* _Exercise aim_
Count all lines holding "attente" in the data below and say the number, nothing more.

* _Data excerpts_
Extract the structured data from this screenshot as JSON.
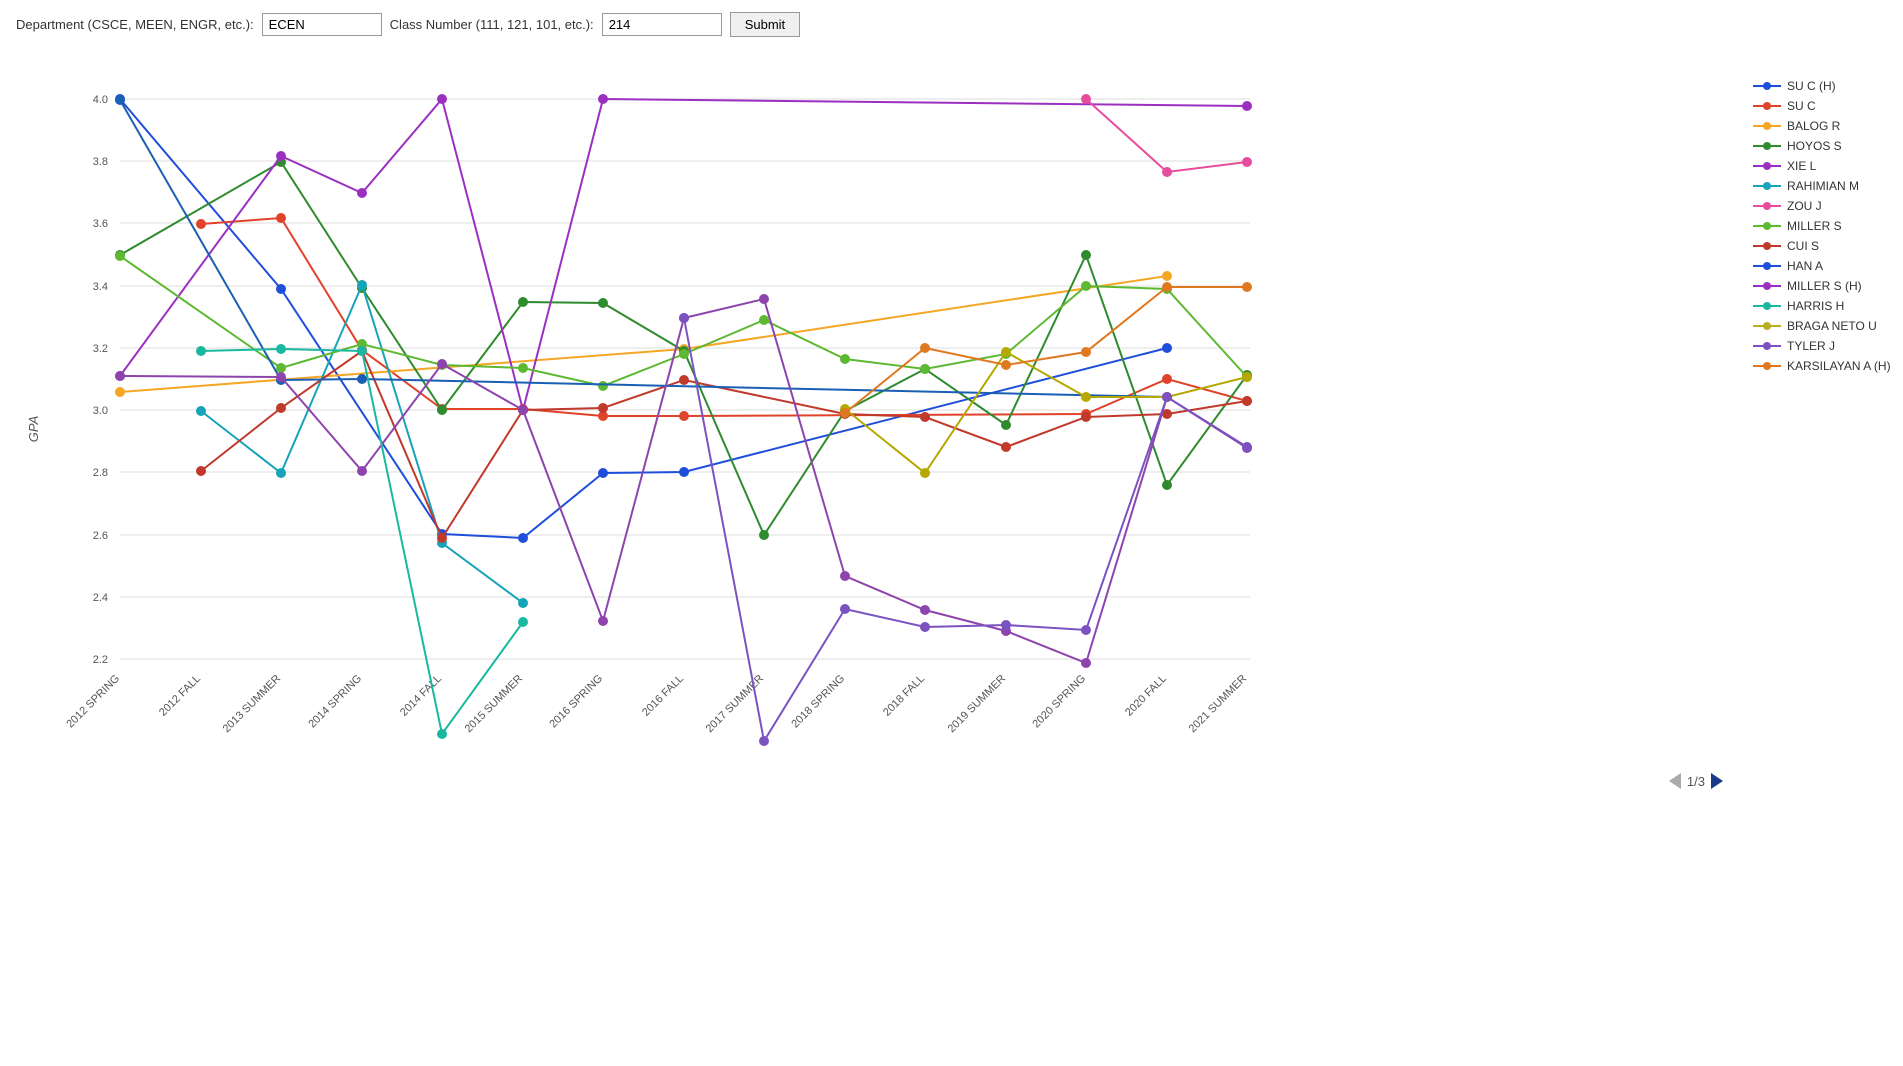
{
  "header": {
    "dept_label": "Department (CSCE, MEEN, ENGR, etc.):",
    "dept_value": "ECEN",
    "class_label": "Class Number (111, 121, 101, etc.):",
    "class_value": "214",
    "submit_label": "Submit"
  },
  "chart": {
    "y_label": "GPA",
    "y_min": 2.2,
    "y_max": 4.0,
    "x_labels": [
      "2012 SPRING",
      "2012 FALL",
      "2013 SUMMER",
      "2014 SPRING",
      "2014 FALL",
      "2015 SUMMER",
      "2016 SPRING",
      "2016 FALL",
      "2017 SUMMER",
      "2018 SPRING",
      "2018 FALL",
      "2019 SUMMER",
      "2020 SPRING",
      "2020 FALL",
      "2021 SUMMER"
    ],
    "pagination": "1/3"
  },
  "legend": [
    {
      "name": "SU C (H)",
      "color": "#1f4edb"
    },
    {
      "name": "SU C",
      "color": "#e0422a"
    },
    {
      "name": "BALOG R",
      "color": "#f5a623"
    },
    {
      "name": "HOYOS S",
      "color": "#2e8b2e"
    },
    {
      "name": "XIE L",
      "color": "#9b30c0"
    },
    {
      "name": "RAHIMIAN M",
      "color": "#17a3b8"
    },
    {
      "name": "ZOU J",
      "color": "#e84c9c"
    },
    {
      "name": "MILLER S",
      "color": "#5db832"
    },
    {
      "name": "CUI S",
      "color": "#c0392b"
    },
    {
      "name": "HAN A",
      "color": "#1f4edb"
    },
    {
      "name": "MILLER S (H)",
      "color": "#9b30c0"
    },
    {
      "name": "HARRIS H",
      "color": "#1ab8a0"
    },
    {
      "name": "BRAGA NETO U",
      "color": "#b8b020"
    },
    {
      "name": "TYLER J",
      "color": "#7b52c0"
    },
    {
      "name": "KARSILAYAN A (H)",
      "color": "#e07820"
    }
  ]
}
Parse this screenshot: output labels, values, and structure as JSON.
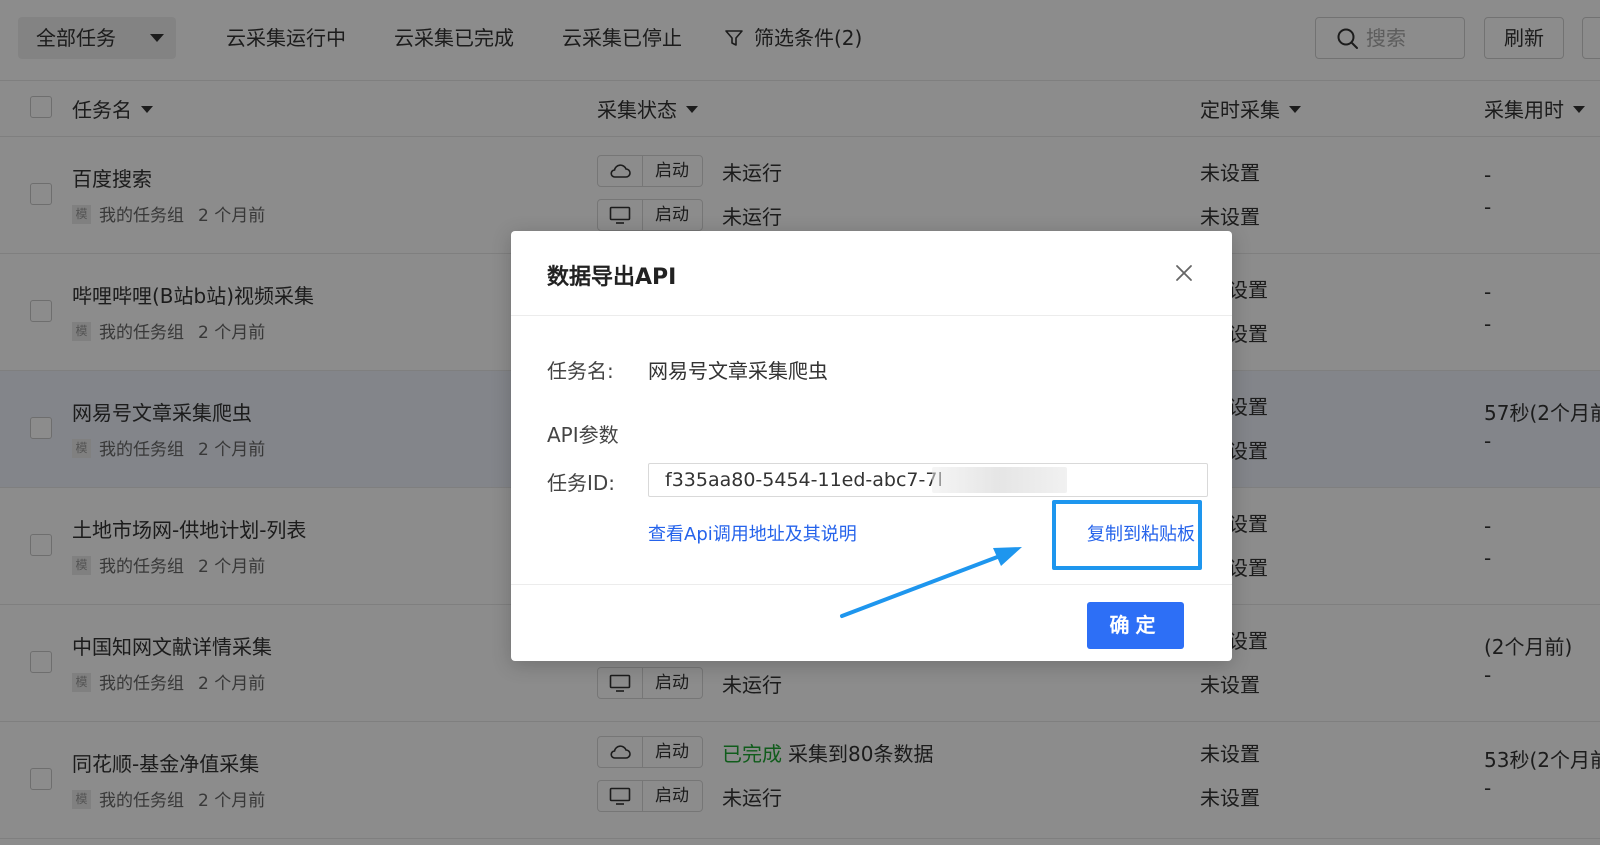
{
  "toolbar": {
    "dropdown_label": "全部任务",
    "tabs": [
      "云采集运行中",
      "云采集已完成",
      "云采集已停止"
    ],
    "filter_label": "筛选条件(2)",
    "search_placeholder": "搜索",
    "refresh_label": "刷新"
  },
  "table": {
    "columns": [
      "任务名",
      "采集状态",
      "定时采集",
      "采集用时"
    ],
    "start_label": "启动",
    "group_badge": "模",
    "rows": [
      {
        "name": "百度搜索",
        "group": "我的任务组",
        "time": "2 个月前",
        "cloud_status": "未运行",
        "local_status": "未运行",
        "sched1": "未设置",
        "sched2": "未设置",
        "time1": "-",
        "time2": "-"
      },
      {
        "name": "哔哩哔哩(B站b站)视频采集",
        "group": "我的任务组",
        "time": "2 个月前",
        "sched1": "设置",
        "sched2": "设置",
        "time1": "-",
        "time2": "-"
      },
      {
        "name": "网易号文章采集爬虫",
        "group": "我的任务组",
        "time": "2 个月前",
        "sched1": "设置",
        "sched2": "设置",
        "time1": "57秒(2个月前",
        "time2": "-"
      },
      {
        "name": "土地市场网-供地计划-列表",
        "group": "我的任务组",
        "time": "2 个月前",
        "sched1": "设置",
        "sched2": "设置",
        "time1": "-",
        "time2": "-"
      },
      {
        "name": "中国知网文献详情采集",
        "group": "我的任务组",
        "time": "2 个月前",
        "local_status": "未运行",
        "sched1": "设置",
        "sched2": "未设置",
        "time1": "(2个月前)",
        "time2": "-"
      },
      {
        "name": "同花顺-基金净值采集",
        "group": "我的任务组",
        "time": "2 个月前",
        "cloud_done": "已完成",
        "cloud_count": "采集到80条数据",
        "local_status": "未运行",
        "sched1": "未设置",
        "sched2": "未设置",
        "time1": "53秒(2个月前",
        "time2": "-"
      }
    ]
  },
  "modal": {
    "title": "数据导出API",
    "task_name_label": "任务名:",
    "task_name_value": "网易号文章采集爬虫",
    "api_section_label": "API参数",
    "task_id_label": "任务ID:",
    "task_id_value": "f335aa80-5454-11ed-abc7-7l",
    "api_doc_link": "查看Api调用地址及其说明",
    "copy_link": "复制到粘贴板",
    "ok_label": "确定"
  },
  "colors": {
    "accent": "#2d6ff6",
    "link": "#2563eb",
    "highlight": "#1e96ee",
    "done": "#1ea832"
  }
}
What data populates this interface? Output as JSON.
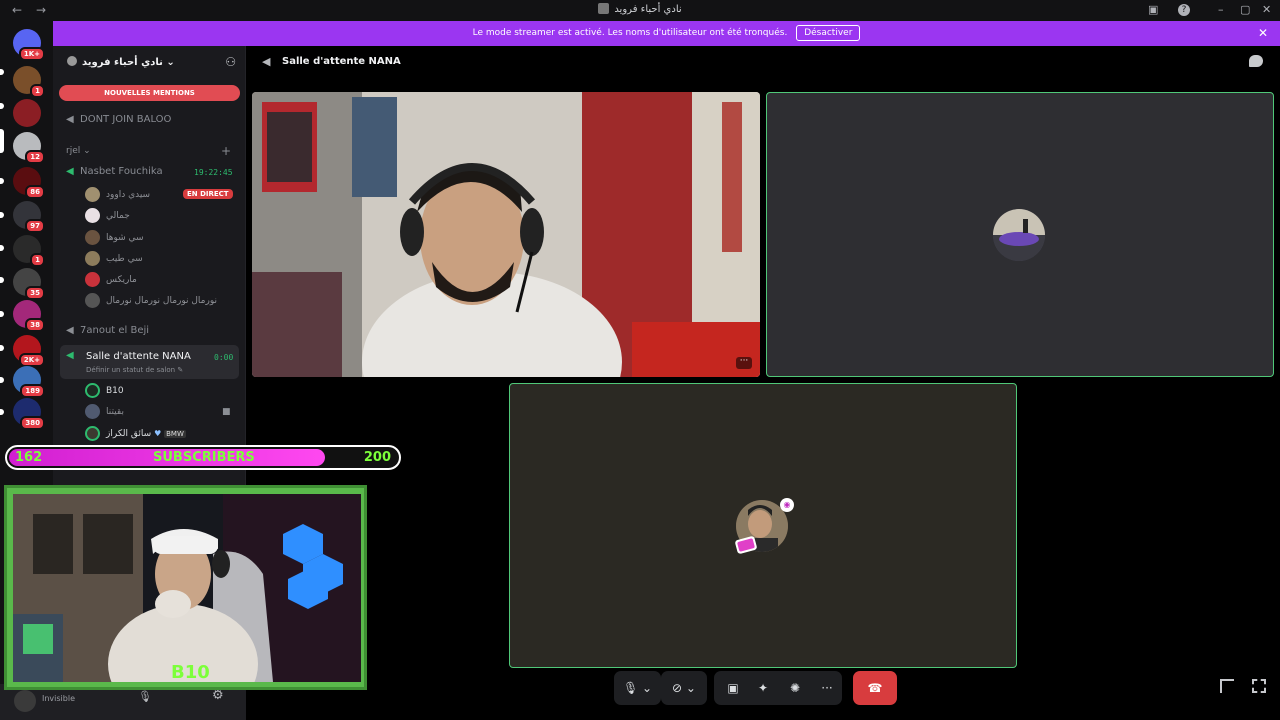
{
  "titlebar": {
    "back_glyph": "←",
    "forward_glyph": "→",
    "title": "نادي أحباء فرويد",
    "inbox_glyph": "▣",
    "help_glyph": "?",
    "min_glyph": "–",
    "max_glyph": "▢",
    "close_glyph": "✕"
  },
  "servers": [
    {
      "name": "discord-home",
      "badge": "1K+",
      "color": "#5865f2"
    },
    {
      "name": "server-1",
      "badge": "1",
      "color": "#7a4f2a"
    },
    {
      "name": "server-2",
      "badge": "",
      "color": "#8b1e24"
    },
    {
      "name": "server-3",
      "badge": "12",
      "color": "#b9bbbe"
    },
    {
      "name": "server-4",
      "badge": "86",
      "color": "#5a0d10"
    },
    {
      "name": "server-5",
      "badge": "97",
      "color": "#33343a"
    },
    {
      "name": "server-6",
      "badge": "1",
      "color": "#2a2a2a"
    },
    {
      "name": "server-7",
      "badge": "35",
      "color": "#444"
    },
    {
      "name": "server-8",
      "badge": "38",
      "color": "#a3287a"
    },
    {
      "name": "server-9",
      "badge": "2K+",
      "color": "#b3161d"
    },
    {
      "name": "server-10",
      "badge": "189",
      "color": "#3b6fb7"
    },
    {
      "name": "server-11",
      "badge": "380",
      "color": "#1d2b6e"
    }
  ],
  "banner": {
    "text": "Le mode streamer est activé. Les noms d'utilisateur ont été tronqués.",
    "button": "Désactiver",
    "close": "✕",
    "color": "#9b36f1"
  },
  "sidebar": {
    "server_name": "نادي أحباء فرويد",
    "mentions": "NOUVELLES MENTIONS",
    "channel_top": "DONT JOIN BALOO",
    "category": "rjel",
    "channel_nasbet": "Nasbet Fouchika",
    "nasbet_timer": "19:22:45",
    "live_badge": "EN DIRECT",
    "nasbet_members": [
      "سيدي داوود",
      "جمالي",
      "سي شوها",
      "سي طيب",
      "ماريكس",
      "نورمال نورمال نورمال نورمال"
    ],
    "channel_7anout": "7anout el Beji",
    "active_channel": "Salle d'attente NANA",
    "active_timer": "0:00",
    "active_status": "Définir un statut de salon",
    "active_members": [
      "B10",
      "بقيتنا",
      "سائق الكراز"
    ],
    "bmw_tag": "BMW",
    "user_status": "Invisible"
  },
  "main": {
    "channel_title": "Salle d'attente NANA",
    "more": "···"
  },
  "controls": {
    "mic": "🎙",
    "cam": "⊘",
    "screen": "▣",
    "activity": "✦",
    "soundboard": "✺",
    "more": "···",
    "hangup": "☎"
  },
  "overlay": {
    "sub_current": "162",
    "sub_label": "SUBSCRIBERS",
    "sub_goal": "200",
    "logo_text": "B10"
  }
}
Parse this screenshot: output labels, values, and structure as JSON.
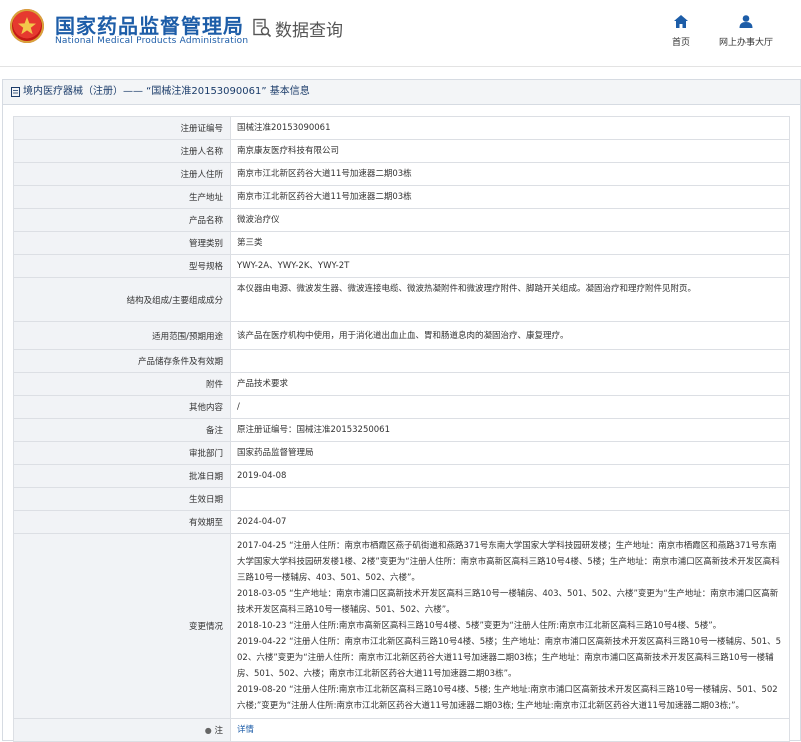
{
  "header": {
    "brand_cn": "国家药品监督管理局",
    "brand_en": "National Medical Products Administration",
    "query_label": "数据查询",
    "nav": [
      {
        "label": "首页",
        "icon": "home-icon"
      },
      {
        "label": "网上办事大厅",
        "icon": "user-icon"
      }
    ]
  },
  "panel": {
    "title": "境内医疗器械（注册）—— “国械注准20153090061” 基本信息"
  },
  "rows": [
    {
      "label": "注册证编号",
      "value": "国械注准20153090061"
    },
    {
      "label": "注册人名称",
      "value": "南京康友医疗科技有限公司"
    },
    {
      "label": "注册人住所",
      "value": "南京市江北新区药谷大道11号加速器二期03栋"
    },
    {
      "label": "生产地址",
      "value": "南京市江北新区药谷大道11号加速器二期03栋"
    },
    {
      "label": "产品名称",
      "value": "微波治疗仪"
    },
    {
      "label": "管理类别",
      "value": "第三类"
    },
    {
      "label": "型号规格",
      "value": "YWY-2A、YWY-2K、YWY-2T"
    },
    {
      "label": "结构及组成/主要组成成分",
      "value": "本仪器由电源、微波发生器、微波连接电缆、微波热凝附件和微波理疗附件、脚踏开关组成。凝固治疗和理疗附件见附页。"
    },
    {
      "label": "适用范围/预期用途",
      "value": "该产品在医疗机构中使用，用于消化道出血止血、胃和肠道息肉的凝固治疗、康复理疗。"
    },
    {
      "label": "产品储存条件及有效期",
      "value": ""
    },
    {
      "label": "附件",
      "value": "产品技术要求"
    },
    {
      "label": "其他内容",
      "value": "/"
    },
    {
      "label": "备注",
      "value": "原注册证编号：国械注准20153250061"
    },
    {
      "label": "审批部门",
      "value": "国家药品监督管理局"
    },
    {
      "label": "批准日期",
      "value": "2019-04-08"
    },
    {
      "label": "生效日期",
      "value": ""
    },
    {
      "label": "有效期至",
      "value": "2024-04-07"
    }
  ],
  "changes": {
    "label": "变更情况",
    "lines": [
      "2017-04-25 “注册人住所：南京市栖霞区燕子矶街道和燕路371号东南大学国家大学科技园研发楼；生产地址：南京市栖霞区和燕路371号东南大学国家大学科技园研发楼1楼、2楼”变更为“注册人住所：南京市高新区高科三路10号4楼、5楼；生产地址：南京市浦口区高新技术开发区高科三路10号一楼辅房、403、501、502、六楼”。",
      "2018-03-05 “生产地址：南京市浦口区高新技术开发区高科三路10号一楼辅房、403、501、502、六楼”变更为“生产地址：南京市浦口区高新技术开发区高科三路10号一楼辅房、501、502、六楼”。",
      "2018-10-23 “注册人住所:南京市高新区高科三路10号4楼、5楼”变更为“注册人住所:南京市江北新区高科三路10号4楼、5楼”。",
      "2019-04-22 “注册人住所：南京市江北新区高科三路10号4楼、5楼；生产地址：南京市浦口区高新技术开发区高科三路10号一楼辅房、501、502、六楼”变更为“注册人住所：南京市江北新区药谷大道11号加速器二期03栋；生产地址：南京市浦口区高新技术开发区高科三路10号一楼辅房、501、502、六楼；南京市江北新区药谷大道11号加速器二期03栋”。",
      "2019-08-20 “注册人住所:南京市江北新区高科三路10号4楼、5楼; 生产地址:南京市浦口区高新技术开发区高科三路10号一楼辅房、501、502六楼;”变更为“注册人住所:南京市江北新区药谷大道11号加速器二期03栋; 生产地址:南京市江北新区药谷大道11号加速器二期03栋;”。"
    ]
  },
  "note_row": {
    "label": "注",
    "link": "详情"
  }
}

* _Reply to the task_
2